The biggest retailer in the world uses that famous “add to cart” button. It’s yellow:
Some of the best conversion colors are the “ugly” ones — orange and yellow. An article on ColorMatters.com states, “Psychologically, the ‘anti-aesthetic’ colors may well capture more attention than those on the aesthetically-correct list.” Since the goal of a conversion element is to capture attention, then you may do just fine with that big orange button (BOB). Or yellow.
8. Don’t neglect white.
In most of the color psychology material I read, there is a forgotten feature. Maybe that’s because color theorists can’t agree on whether white is a color or not. I don’t really care whether it is or not. What I do know is that copious use of white space is a powerful design feature. Take, for example, the most popular website in the world. It’s basically all white:
White is often forgotten, because its primary use is as a background color. Most well-designed websites today use plenty of white space in order to create a sense of freedom, spaciousness, and breathability.
8. What is in a color?
Very often we wonder what the meaning of a color is, or what “goes with it” and a simple tool can be found at https://www.canva.com/colors here you will be able to find matching colors. Their Design Wiki on Colors teaches you everything you need to know about colors, their meanings and the color combinations that will hopefully give inspiration to your next design!
Canva has grown to more than 10 million users worldwide across 179 countries – and they’re growing fast.
The Internet is a colorful place, and there is a lot that can be accomplished by using color in the right way, at the right time, with the right audience, and for the right purpose.
Naturally, this article leads to questions about making changes in your company’s context.
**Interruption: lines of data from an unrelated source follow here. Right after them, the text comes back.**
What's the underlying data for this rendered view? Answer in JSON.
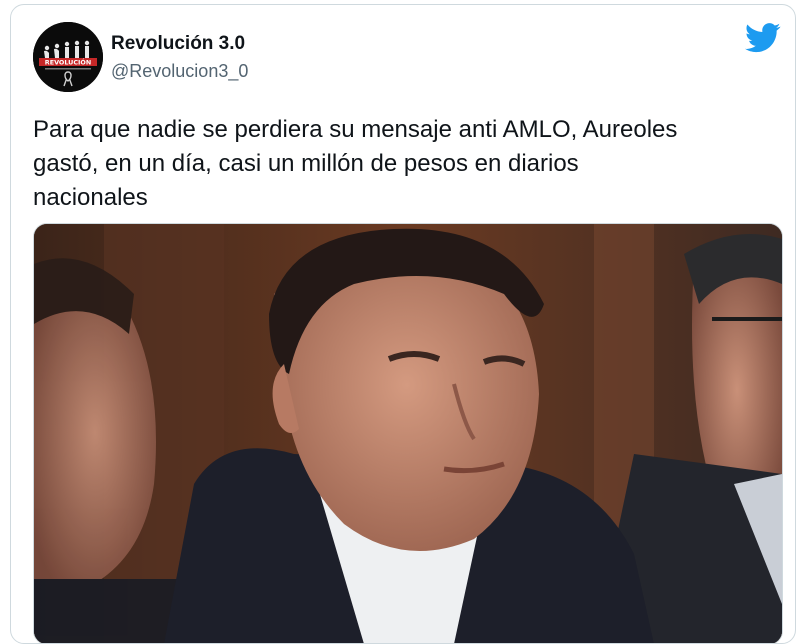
{
  "tweet": {
    "display_name": "Revolución 3.0",
    "handle": "@Revolucion3_0",
    "text": "Para que nadie se perdiera su mensaje anti AMLO, Aureoles\ngastó, en un día, casi un millón de pesos en diarios\nnacionales"
  },
  "avatar": {
    "logo_text": "REVOLUCIÓN",
    "icon": "evolution-silhouettes-logo"
  },
  "icons": {
    "brand": "twitter-bird-icon",
    "ribbon": "black-ribbon-icon"
  },
  "media": {
    "description_type": "photo"
  },
  "colors": {
    "twitter_blue": "#1d9bf0",
    "text_primary": "#0f1419",
    "text_secondary": "#536471",
    "border": "#cfd9de"
  }
}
What about if your company has a specific color style guide? What if the logo color dictates a certain tint? What if the lead designer dictates color requirements? How do you deal with that?
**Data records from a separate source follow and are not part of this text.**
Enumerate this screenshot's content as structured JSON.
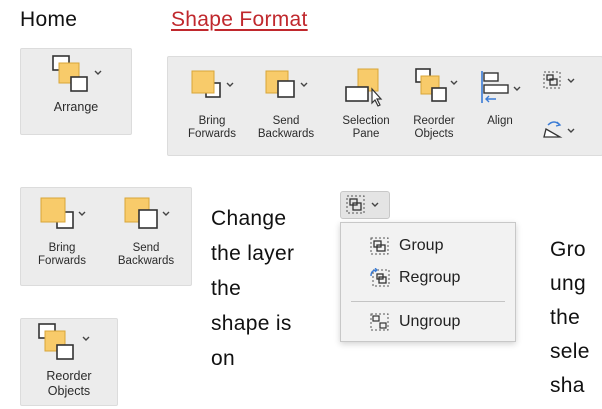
{
  "tabs": {
    "home": "Home",
    "shape_format": "Shape Format"
  },
  "arrange_button": {
    "label": "Arrange"
  },
  "ribbon": {
    "bring_forwards": [
      "Bring",
      "Forwards"
    ],
    "send_backwards": [
      "Send",
      "Backwards"
    ],
    "selection_pane": [
      "Selection",
      "Pane"
    ],
    "reorder_objects": [
      "Reorder",
      "Objects"
    ],
    "align": "Align"
  },
  "small_panel": {
    "bring_forwards": [
      "Bring",
      "Forwards"
    ],
    "send_backwards": [
      "Send",
      "Backwards"
    ]
  },
  "reorder_panel": [
    "Reorder",
    "Objects"
  ],
  "caption_left": [
    "Change",
    "the layer",
    "the",
    "shape is",
    "on"
  ],
  "group_menu": {
    "items": [
      "Group",
      "Regroup",
      "Ungroup"
    ]
  },
  "caption_right": [
    "Gro",
    "ung",
    "the",
    "sele",
    "sha"
  ],
  "colors": {
    "accent_link": "#c0282d",
    "shape_fill": "#f8cb6a",
    "panel_bg": "#ececec"
  }
}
You may not be in a position to rewrite your style guide and pick your own website color palette or font colors on the email template. So, how can you use color psychology in these situations? There are a few options:
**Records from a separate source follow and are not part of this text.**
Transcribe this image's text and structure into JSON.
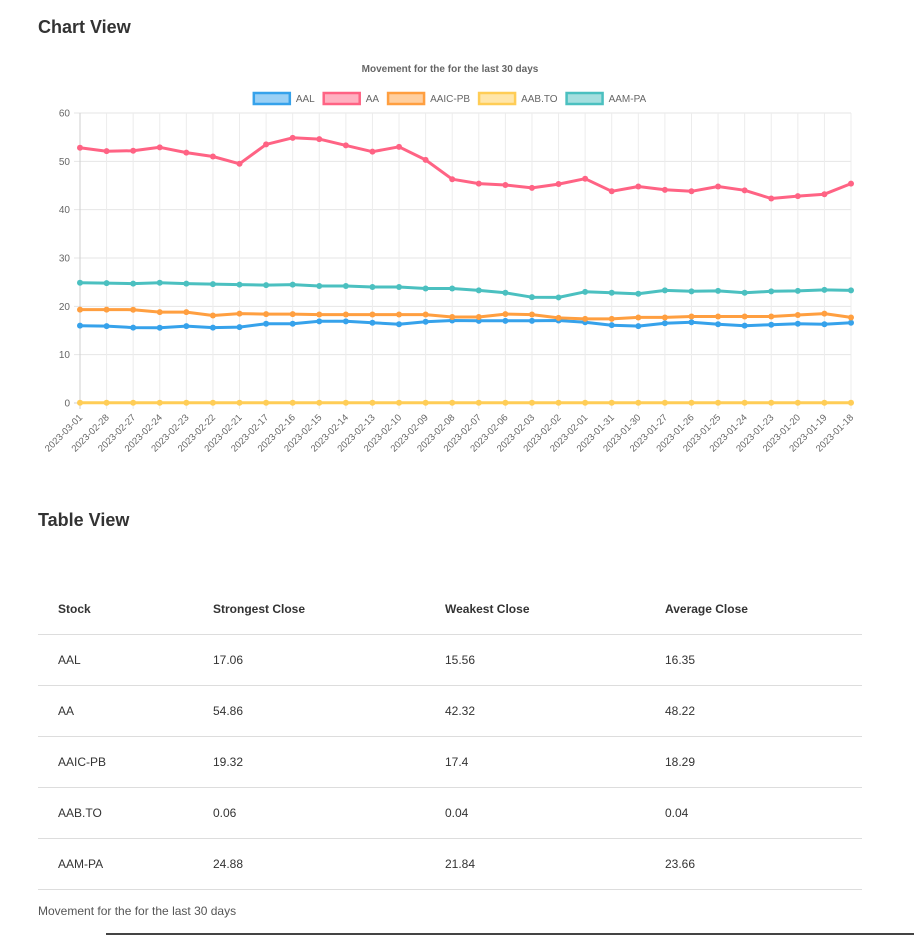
{
  "chart_section": {
    "title": "Chart View"
  },
  "table_section": {
    "title": "Table View",
    "caption": "Movement for the for the last 30 days"
  },
  "chart_data": {
    "type": "line",
    "title": "Movement for the for the last 30 days",
    "ylim": [
      0,
      60
    ],
    "yticks": [
      0,
      10,
      20,
      30,
      40,
      50,
      60
    ],
    "grid": true,
    "legend_position": "top",
    "categories": [
      "2023-03-01",
      "2023-02-28",
      "2023-02-27",
      "2023-02-24",
      "2023-02-23",
      "2023-02-22",
      "2023-02-21",
      "2023-02-17",
      "2023-02-16",
      "2023-02-15",
      "2023-02-14",
      "2023-02-13",
      "2023-02-10",
      "2023-02-09",
      "2023-02-08",
      "2023-02-07",
      "2023-02-06",
      "2023-02-03",
      "2023-02-02",
      "2023-02-01",
      "2023-01-31",
      "2023-01-30",
      "2023-01-27",
      "2023-01-26",
      "2023-01-25",
      "2023-01-24",
      "2023-01-23",
      "2023-01-20",
      "2023-01-19",
      "2023-01-18"
    ],
    "series": [
      {
        "name": "AAL",
        "color": "#36a2eb",
        "values": [
          16.0,
          15.9,
          15.6,
          15.56,
          15.9,
          15.6,
          15.7,
          16.4,
          16.4,
          16.9,
          16.9,
          16.6,
          16.3,
          16.8,
          17.06,
          17.0,
          17.0,
          17.0,
          17.06,
          16.7,
          16.1,
          15.9,
          16.5,
          16.7,
          16.3,
          16.0,
          16.2,
          16.4,
          16.3,
          16.6
        ]
      },
      {
        "name": "AA",
        "color": "#ff6384",
        "values": [
          52.8,
          52.1,
          52.2,
          52.9,
          51.8,
          51.0,
          49.5,
          53.5,
          54.86,
          54.6,
          53.3,
          52.0,
          53.0,
          50.3,
          46.3,
          45.4,
          45.1,
          44.5,
          45.3,
          46.4,
          43.8,
          44.8,
          44.1,
          43.8,
          44.8,
          44.0,
          42.32,
          42.8,
          43.2,
          45.4
        ]
      },
      {
        "name": "AAIC-PB",
        "color": "#ff9f40",
        "values": [
          19.32,
          19.32,
          19.3,
          18.8,
          18.8,
          18.1,
          18.5,
          18.4,
          18.4,
          18.3,
          18.3,
          18.3,
          18.3,
          18.3,
          17.8,
          17.8,
          18.4,
          18.3,
          17.6,
          17.4,
          17.4,
          17.7,
          17.7,
          17.9,
          17.9,
          17.9,
          17.9,
          18.2,
          18.5,
          17.7
        ]
      },
      {
        "name": "AAB.TO",
        "color": "#ffcd56",
        "values": [
          0.04,
          0.04,
          0.04,
          0.04,
          0.04,
          0.04,
          0.04,
          0.04,
          0.04,
          0.04,
          0.04,
          0.04,
          0.04,
          0.04,
          0.04,
          0.04,
          0.04,
          0.04,
          0.04,
          0.04,
          0.04,
          0.04,
          0.04,
          0.04,
          0.04,
          0.04,
          0.04,
          0.04,
          0.04,
          0.06
        ]
      },
      {
        "name": "AAM-PA",
        "color": "#4bc0c0",
        "values": [
          24.88,
          24.8,
          24.7,
          24.88,
          24.7,
          24.6,
          24.5,
          24.4,
          24.5,
          24.2,
          24.2,
          24.0,
          24.0,
          23.7,
          23.7,
          23.3,
          22.8,
          21.9,
          21.84,
          23.0,
          22.8,
          22.6,
          23.3,
          23.1,
          23.2,
          22.8,
          23.1,
          23.2,
          23.4,
          23.3
        ]
      }
    ]
  },
  "table": {
    "headers": [
      "Stock",
      "Strongest Close",
      "Weakest Close",
      "Average Close"
    ],
    "rows": [
      [
        "AAL",
        "17.06",
        "15.56",
        "16.35"
      ],
      [
        "AA",
        "54.86",
        "42.32",
        "48.22"
      ],
      [
        "AAIC-PB",
        "19.32",
        "17.4",
        "18.29"
      ],
      [
        "AAB.TO",
        "0.06",
        "0.04",
        "0.04"
      ],
      [
        "AAM-PA",
        "24.88",
        "21.84",
        "23.66"
      ]
    ]
  }
}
- If the colors really suck, campaign for change. In some situations, you may need to make a difference. If you’re a high-heel designer selling to upscale women, but have a crappy orange logo, share your concerns with the decision-makers. People sometimes make stupid color decisions. Kindly show them why and how a killer color scheme can make a conversion difference.
- Use psychology-appropriate colors that match the existing color scheme. Sure, you need to adapt to the color scheme, but you can still use a splash of strategic color here and there. Let’s say, for sake of example, that you have a blue-themed website. Fine. You can create a popup to harvest email addresses, and use a bright yellow button. The button is psychology-appropriate, and it doesn’t do damage to the company’s color branding.
The more freedom you have in your color scheme, the better. Here are some solid takeaways as you implement color psychology into your website:
- Test several colors. Despite what some may say, there is no right color for a conversion text or button. Try a green, purple, or yellow button. Explore the advantages of a black background scheme vs. a white background. Find out which works best for your audience and with your product.
- Don’t just leave color choice up to your designer. I have enormous respect for most web designers. I’ve worked with many of them. However, don’t let your designer dictate what colors you should use on your website. Color is a conversion issue, not just an “Oh, it looks good” issue. Color aesthetics is not everything. Color conversion effects are important! You should be heavily involved in the color selection of your landing pages in order to improve your conversions.
- Avoid color overload. I’ve just spent over 3,000 words telling you how important and awesome color is. Now, you’re going to go out and color something. But don’t go overboard. Remember my final point. I put it last for a reason. White is a color, and it should be your BFF color, too. Reign in your color enthusiasm with a whole lot of white. Too many colors can create a sense of confusion.